§ **PROBLEM DESCRIPTION**: Among the entries below, copy every line that carries the word "value".

(Data about app and page elements)
--- START ---

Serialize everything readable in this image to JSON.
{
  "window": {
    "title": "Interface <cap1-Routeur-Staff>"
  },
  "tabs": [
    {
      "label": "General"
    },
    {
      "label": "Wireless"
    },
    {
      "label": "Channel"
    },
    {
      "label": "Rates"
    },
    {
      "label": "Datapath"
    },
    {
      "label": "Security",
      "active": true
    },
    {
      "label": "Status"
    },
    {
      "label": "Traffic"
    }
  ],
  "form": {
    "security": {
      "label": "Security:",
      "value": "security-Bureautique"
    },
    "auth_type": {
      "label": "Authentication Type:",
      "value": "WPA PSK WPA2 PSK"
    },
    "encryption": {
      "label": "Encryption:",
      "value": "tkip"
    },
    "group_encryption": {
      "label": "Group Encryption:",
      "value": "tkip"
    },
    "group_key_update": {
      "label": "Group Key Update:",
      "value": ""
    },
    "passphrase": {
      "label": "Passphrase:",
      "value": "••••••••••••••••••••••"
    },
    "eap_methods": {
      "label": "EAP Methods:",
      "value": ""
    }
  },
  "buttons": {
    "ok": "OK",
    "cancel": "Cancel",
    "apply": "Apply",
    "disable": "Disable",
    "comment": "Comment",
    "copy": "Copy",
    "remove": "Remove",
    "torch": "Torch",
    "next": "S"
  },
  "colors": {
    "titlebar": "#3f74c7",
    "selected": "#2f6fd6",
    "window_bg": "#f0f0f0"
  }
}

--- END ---

§ **EXERCISE RESULT**:
      "value": "security-Bureautique"
      "value": "WPA PSK WPA2 PSK"
      "value": "tkip"
      "value": "tkip"
      "value": ""
      "value": "••••••••••••••••••••••"
      "value": ""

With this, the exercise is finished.